Death arrived first and waited for the rest of us.
She slept in bed beneath a pall of down and cotton,
drifting away from consciousness
while we toiled within it.
We watched her,
our hushed voices rising up into the air,
“What do we do?”
The questions rose while spirits sank.
Her body left a cavity where she tucked herself in,
buried under the insidious warmth of the duvet.
Pounds lost were nothing to the gravity upon her.
Her breath ebbed back into her lungs,
following the contoured mattress—
a cushion sloped like the bends of the universe—
compelled by forces pulling it in,
pulling her in,
January stuffed me into
This tar pit pipe
If you could just take your knife from my lungs,
That heavy sob still resounding,
Although skepticism regarding the authorship of Shakespeare’s poetry and plays may well have been expressed as soon as William Shakspere (as the family name is spelled in the Holy Trinity Church Register of Stratford-on-Avon) was publicly acknowledged as the illustrious “Bard of Avon,” the first writer to voice his suspicion was James Wilmot, a retired London cleric who in the early 1780′s settled in Warwickshire and proceeded to gather material for a proposed biography of Shakespeare. When he learned that the most famous inhabitant of those parts may well have been the unschooled son of a local tradesman who left not a shred of evidence that he had ever owned a book or written so much as a letter, Wilmot gave up the project and discarded his notes.
Party Politicians love the hurt
Don’t feel anything, they will never learn
Money they push down, they push down
I’m the one “to represent you all”
Polls going up, representatives ring’ doorbells
But there is no love, there is no love
Throw the truth back ‘til we believe you
We hold these bayous close to hearts,
Between chicken wire these screams echo,
Held trapped blue jays,
Swan of evil,
Stripping away a soul guarded,
Leaving behind tears and shattered promises,
Hollowing out unholy, vows forsaken,
Inhaling until fire singes flesh,
Allowing demons to escape with every exhaled breath,
I used to love eating cold cereal. I used to love Cocoa Krispies, Count Chocula, Trix, and especially Lucky Charms. Fiber was never a thought when I drowned my bowl in cereal and milk and dug in, enjoying the sugar rush. It was all so magically delicious until the ride in to school.
Homeroom.

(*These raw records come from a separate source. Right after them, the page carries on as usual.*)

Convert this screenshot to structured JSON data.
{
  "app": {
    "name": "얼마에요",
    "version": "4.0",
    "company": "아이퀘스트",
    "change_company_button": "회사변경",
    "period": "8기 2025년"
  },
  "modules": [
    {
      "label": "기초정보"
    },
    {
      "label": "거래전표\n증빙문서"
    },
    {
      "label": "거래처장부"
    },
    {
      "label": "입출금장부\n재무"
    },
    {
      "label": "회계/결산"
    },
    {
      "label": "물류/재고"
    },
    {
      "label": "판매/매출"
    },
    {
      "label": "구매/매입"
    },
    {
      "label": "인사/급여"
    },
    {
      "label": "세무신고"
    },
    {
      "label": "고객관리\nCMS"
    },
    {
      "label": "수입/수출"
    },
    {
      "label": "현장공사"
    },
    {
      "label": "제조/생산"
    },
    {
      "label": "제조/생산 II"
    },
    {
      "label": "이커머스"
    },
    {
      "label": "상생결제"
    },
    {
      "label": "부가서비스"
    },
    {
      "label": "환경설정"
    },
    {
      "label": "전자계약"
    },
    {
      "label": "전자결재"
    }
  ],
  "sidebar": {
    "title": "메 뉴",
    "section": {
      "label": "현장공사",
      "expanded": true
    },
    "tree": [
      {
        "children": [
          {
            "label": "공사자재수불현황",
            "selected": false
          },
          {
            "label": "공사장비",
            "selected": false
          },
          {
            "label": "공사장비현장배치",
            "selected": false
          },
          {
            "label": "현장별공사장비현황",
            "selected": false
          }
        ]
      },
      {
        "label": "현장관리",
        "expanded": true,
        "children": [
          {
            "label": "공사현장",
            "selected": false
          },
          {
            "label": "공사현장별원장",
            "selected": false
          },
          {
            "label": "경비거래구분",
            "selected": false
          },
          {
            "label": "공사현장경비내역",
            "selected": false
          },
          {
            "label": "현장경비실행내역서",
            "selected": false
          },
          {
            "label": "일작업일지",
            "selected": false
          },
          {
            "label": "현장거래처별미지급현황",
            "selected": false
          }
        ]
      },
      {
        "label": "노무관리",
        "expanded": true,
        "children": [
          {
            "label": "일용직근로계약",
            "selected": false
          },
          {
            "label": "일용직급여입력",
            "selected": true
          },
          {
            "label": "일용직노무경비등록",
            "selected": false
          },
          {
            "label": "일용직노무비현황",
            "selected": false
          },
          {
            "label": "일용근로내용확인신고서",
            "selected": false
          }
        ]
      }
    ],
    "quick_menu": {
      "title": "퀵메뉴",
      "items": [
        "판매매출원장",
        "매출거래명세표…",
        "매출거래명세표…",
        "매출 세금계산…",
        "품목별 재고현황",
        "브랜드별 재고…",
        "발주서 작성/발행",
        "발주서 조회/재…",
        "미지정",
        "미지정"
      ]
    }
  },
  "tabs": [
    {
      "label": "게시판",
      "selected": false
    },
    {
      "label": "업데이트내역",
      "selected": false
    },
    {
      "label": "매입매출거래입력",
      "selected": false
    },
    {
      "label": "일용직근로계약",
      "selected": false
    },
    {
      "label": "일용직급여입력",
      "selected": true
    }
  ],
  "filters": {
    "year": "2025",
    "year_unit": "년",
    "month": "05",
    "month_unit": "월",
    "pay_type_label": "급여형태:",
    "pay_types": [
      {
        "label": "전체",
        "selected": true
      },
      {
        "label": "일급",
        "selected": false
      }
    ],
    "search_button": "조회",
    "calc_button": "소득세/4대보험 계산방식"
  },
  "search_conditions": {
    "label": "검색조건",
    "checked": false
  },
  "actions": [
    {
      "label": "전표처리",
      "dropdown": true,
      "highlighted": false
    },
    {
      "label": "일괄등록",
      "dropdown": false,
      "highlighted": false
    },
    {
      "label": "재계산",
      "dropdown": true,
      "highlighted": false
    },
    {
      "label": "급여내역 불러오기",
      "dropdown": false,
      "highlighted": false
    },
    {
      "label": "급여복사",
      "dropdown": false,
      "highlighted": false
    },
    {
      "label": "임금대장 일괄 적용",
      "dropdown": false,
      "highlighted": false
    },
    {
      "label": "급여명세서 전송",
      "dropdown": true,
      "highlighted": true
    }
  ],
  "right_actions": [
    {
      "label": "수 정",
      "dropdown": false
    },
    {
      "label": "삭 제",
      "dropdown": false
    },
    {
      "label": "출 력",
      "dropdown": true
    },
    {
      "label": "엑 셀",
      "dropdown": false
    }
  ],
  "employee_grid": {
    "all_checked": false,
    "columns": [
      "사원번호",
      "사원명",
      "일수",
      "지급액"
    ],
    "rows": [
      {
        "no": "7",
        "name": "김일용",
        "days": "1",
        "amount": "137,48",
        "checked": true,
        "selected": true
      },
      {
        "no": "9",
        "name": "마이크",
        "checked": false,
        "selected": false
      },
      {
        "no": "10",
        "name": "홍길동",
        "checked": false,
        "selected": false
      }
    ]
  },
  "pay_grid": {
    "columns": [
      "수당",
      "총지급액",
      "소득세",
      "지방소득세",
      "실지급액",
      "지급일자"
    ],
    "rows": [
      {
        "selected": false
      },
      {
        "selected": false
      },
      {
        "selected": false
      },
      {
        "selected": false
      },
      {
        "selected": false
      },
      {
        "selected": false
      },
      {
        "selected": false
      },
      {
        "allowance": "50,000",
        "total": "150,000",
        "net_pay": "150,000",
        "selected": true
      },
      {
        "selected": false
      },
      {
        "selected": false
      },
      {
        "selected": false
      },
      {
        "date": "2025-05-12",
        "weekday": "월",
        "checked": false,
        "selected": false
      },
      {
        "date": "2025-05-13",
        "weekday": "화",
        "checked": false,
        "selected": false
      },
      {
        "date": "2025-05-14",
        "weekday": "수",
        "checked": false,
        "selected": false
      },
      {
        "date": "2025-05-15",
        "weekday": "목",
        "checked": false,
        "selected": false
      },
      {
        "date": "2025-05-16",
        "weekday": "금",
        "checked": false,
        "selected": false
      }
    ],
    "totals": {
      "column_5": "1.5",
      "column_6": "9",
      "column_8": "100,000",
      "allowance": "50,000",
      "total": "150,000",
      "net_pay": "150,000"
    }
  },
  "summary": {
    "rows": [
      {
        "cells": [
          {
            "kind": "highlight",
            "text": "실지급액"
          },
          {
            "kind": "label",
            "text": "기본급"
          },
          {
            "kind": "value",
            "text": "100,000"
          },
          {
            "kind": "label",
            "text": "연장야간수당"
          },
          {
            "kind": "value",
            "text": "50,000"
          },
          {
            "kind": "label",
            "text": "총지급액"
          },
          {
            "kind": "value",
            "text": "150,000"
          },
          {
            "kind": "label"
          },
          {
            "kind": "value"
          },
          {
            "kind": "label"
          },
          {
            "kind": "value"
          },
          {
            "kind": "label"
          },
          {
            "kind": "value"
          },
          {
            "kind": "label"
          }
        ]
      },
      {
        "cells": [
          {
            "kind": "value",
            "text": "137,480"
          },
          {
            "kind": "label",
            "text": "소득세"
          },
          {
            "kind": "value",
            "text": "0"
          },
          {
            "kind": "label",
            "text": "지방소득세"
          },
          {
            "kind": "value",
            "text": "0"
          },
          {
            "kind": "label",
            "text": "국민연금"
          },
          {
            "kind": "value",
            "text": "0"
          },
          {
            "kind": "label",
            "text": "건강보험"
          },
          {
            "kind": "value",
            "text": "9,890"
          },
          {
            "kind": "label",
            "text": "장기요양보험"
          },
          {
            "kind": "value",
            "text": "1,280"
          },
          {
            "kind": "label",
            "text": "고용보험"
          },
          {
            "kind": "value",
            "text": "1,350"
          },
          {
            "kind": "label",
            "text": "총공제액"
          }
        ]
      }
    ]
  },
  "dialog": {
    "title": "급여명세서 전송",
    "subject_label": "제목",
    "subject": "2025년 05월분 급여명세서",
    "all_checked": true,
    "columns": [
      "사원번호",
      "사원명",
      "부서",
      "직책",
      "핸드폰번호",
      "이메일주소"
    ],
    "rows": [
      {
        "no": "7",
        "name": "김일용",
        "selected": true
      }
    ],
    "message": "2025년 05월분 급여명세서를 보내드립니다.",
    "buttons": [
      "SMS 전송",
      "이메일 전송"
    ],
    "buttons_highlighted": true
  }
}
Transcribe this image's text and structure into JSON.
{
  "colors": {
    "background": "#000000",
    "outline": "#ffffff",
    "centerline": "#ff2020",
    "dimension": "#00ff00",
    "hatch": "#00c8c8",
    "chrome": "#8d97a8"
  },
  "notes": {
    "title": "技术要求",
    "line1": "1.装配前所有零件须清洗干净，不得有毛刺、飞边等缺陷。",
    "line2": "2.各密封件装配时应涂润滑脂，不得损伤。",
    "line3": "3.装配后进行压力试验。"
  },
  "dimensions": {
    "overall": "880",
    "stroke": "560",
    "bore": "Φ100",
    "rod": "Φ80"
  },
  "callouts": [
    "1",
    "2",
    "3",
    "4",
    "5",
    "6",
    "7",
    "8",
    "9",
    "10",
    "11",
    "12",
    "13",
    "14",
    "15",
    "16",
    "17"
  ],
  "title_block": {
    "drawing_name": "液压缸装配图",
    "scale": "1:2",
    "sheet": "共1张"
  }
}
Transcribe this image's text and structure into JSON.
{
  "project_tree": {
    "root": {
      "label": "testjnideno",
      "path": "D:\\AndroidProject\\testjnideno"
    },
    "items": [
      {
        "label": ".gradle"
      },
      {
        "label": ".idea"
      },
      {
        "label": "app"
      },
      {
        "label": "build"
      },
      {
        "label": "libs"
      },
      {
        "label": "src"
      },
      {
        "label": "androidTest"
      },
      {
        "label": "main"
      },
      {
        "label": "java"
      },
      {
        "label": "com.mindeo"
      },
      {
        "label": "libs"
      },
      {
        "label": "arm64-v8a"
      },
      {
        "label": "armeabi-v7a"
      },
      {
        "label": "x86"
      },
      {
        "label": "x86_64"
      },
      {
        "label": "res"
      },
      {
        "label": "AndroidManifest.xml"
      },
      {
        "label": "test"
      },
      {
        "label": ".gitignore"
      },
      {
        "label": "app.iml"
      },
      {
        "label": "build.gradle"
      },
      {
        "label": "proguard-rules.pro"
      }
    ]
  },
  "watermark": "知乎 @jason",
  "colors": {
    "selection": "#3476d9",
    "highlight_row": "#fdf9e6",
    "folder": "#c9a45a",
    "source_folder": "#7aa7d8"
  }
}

I was either late, running to the bathroom or stuck behind a desk, clutching the small, wooden structure. Sometimes, after the bell rung, I would escape back into the bathroom, trying to relieve those harsh, stomach pains.
Dear, Patch. Hello, Peter. Mork, Jack, Good Will Hunting. No more Good Mornings! We have reached What Dreams May Come, an echo now in the Dead Poets Society, but we are The Fisher King. We don’t need no Toys to set The Bird Cage free. Live, Love, and Laugh as we fade to black, remembering The Final Cut.
“You’re dating a slut,” I giggled against warm lips, swaying disconnected in the dance. Mind in another world I sat back, hands shaking. Voice interrupted by breath. Savoring this touch. I scold myself for being such a nymph, sitting in the rain, leaf decorated and gasping with the throbbing veins. Rushed and silenced thoughts, clutching tight and never stopping, singing to you, mirroring your hand’s euphoria. Together like this. Maybe this glory is imagined, but I do not pause to dwell, do not let it rise up. Instead, I swell with you and perhaps you are helium I keep inhaling and my feet might not be reminded of gravity of the sensation of tickling grass again. Instead this could be my only emotion. Sweet, full exodus and jovial ritual before twilight on wet mountain tops beneath trees, dew-covered like our bodies. Heaven held in each other’s gaze.
We create our own gods. Licked nectar off lips, heads thrown back, coupling, reaching, pushing in time.
A soft breeze rustled across deep green grass, perfectly cut to match its square interior. Sun settled down over small, white houses with glass screen doors propped wide open. Shadows fell over newspapers now lifted up, last relics of a world gone quiet, but the road whispered of life to come. But none never did. “Good-morning, neighbor.” “Good-morning, neighbor,” he replied as he walked to his house. “Just another day of paradise,” and the door slammed shut behind him. Sunlight streamed into the small kitchen. His wife, Lily was busy cooking breakfast. She always made scrambled eggs and bacon, his favorite, and she hummed as she cooked.
Pain and sorrow are the sweet rains flowing across the film of our lives. We dive deep through trust and into the heart of betrayal, twisting and turning along the strings of lies and illusion. Passion carries us across, and we hold to heart, afraid to break. But it’s the pieces of tragedy that tell the real stories, stories that we cannot turn away from; can we watch them again and again? Or as the screen fades to black, do we remain held within memory, forever touched by the film of their lives? It’s a simple turn of the page that can be ignored. We don’t want to hear about it. We don’t want to see it. We don’t want to know, but it still happened. One story always echoes across the news. A life was lost. Tragedy struck.